If it is thin wall, consider immersing it in a box filled with "Plaster of Paris". Make the box the same size as the sphere so the center of any box face are the centers of the sphere. Drill with a step drill or similar.

ironmonger
01-01-2014, 01:16 PM
Kind of struck me funny how we today consider our techniques to do something that the old greek did 3000 years ago. Not funny that we would use the equipment that we have, but that the basic metal working techniques that our ancestors used are completely unknown today. We can only speculate what tools they had, but they must have been able to solder copper... might well have for the sphere in question. Could have had drills, must have had chisels and punches and certainly would have had hammers and some kind of anvil and a foundry.

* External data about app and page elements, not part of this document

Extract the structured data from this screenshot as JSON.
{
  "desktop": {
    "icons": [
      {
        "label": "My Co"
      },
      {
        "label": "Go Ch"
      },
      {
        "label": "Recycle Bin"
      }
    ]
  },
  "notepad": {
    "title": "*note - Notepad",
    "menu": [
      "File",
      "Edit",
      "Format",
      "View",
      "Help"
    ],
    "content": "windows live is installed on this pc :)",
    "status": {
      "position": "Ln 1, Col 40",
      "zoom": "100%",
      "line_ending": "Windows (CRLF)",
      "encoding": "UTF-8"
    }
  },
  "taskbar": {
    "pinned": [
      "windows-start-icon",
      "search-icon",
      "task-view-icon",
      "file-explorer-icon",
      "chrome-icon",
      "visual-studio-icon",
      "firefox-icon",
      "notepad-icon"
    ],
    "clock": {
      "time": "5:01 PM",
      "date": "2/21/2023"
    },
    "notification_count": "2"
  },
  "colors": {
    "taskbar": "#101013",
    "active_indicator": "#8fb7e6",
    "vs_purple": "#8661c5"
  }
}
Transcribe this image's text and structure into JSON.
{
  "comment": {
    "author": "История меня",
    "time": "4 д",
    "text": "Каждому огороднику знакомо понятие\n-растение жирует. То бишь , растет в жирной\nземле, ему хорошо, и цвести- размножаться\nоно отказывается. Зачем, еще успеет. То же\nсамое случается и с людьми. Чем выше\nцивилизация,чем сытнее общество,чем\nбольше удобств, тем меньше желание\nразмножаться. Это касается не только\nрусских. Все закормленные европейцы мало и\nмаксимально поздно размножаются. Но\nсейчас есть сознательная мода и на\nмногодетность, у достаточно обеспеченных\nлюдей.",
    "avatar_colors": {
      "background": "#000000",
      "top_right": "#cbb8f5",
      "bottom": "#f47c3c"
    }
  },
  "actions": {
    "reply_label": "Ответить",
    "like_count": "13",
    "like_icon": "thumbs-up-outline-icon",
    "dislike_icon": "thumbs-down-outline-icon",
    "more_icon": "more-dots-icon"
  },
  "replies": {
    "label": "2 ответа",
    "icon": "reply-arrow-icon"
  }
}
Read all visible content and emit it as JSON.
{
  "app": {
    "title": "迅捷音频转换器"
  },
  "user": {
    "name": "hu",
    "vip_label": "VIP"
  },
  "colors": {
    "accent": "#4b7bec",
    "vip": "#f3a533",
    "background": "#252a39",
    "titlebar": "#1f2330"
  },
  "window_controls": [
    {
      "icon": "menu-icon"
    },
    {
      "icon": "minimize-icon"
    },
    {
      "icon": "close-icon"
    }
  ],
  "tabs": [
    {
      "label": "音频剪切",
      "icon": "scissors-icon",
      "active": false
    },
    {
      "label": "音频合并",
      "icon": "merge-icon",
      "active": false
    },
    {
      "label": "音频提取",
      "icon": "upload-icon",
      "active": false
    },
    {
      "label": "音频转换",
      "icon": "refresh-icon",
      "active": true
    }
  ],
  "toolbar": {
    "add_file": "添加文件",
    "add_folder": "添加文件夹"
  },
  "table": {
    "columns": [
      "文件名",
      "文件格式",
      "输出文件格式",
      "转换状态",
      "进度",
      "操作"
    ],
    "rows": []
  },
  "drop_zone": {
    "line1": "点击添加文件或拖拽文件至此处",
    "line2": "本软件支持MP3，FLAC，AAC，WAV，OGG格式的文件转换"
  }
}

I'm reminded of a conversation that was related to me regarding Damascus steel. This was purported to have occurred between Al Pendray, the Florida custom knifemaker, and Professor John Verhoven of Iowa regarding the analysis and duplication of Damascus metal.

The professor was telling Al how they he had analyzed a piece of the 'Damascus steel, duplicated the alloy and melted it in an vacuum induction furnace. He said the billet they produced had none of the properties they were trying to duplicate.

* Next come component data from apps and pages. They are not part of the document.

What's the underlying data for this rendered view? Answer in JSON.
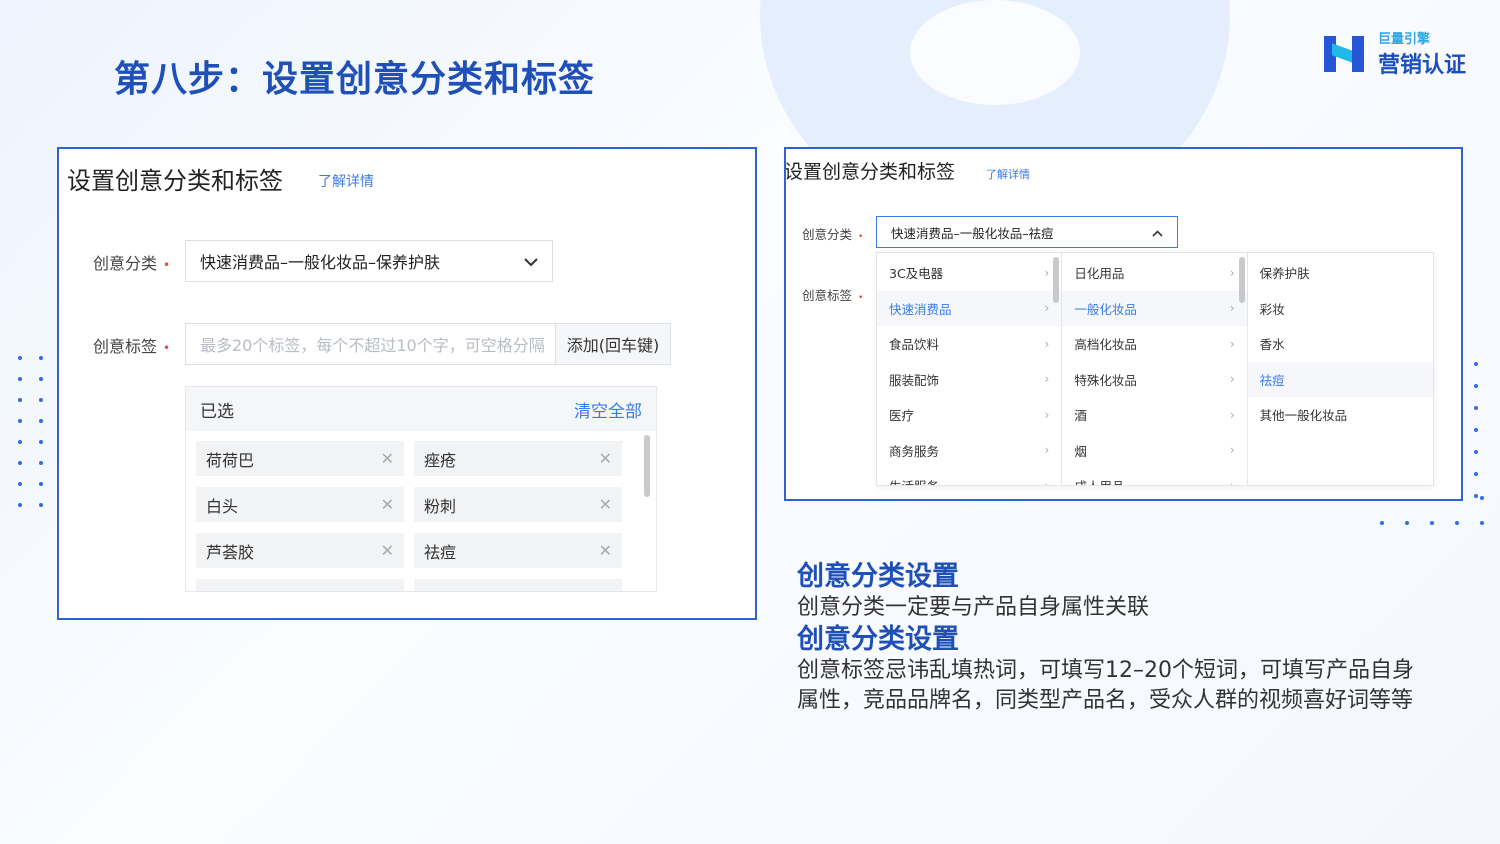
{
  "slide": {
    "title": "第八步：设置创意分类和标签"
  },
  "logo": {
    "small": "巨量引擎",
    "big": "营销认证"
  },
  "left_panel": {
    "title": "设置创意分类和标签",
    "link": "了解详情",
    "category_label": "创意分类",
    "required_mark": "•",
    "category_value": "快速消费品–一般化妆品–保养护肤",
    "tag_label": "创意标签",
    "tag_placeholder": "最多20个标签，每个不超过10个字，可空格分隔",
    "add_button": "添加(回车键)",
    "chosen_title": "已选",
    "clear_all": "清空全部",
    "tags": [
      "荷荷巴",
      "痤疮",
      "白头",
      "粉刺",
      "芦荟胶",
      "祛痘"
    ]
  },
  "right_panel": {
    "title": "设置创意分类和标签",
    "link": "了解详情",
    "category_label": "创意分类",
    "required_mark": "•",
    "category_value": "快速消费品–一般化妆品–祛痘",
    "tag_label": "创意标签",
    "col1": [
      "3C及电器",
      "快速消费品",
      "食品饮料",
      "服装配饰",
      "医疗",
      "商务服务",
      "生活服务"
    ],
    "col2": [
      "日化用品",
      "一般化妆品",
      "高档化妆品",
      "特殊化妆品",
      "酒",
      "烟",
      "成人用品"
    ],
    "col3": [
      "保养护肤",
      "彩妆",
      "香水",
      "祛痘",
      "其他一般化妆品"
    ]
  },
  "description": {
    "heading1": "创意分类设置",
    "text1": "创意分类一定要与产品自身属性关联",
    "heading2": "创意分类设置",
    "text2": "创意标签忌讳乱填热词，可填写12–20个短词，可填写产品自身属性，竞品品牌名，同类型产品名，受众人群的视频喜好词等等"
  }
}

Al paused for a few moments and then asked the professor "Say... do you think those Babylonians had one of them vacuum induction furnace's...?" Al's point, of course, was that it was about the process and not the analysis.

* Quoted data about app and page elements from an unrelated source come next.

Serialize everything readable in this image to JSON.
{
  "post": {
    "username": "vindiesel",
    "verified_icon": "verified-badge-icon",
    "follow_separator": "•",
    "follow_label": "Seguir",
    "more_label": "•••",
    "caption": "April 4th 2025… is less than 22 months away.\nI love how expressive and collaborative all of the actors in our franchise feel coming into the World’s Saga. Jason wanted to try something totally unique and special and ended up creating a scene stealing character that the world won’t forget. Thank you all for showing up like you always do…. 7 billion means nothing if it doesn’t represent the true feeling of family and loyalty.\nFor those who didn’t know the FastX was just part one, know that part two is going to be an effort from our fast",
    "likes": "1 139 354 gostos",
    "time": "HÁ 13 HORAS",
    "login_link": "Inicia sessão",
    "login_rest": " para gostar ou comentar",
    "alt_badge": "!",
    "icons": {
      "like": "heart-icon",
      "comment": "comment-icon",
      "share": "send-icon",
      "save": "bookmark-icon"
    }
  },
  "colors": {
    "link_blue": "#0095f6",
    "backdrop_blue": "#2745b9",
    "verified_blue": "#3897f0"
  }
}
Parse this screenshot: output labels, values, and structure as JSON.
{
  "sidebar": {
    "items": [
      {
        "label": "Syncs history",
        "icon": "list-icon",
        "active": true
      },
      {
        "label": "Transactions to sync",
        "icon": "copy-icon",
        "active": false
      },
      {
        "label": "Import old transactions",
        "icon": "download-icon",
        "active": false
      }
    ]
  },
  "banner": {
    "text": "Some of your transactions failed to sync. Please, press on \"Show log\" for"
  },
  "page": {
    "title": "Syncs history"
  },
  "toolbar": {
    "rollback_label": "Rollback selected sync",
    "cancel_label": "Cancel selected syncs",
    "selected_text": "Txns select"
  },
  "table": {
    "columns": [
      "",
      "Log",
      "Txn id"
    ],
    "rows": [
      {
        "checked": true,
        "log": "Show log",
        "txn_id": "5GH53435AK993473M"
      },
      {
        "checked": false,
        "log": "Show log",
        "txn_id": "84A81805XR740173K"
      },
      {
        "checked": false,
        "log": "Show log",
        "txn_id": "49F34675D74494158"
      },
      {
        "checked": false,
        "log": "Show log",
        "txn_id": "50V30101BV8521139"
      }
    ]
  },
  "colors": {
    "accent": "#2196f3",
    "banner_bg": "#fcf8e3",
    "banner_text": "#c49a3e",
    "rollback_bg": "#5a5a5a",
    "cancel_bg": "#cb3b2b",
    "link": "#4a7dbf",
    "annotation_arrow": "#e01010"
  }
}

see:
http://www.rense.com/general12/damas.htm

paul

WhatTheFlux!
01-01-2014, 02:16 PM
Based on the Antikythera mechanism and other hints I suspect civilization was far more advanced than we can imagine. Looks like we had the tools and the technique to work with electricity on a tiny scale, the ability to machine and create moving astoundingly intricate moving parts... and the knowledge of chemistry required to do some astounding things. Chalice that reacts to the PH of it's content? Greek Fire? Garum? Many other examples exist, others are being found.

I suspect, that when civilization came apart for whatever reason... all the writings were lost. Perhaps because they were stored on non-robust technology. And anything that wasn't "food" or "gold" was melted down as scrap or burned as fuel. Entire ancient machine tools were lost. The storage medium with the information on Greek Fire, and some of the astounding alloys from back then were lost. The information on the chemically sensitive chalice was lost, and so much more.

This is one of the reasons I lament the lack of true robust storage mediums. After this period in civilization passes and the scrappers loot and sack everything... Fragments of our technology will come forward. Pieces of our writings will be found. People will stand in our great crumbled buildings and wonder "how the hell did they do that with such rudimentary technology?"

SGW
01-02-2014, 03:43 AM
If only the library at Alexandria hadn't been burned! I wonder where we would be today if we had all that early knowledge.

BigBoy1
01-02-2014, 07:08 AM
Get a plastic dog food dish to hold it, screw that to a plank of wood, clamp that to your drill press table, and use a rotary rasp or step drill for the penetration.

Why not use the plastic dog food bowl but use water. Put the sphere into the bowl and clamping it down so the sphere doesn't float when water is added to fill the bowl with water. Place assembly in freezer and freeze the water. It will be an excellent "clamping" mechanism and just set it aside to warm-up to release the sphere.

I've used this freezing procedure on several projects on difficult to mount/hold items and it works great.

Stern
01-02-2014, 11:59 AM
I love the plaster of paris cube idea, would make it fast and simple to put the holes in, and as long as the cube was an accurate cube, the holes would be perfect.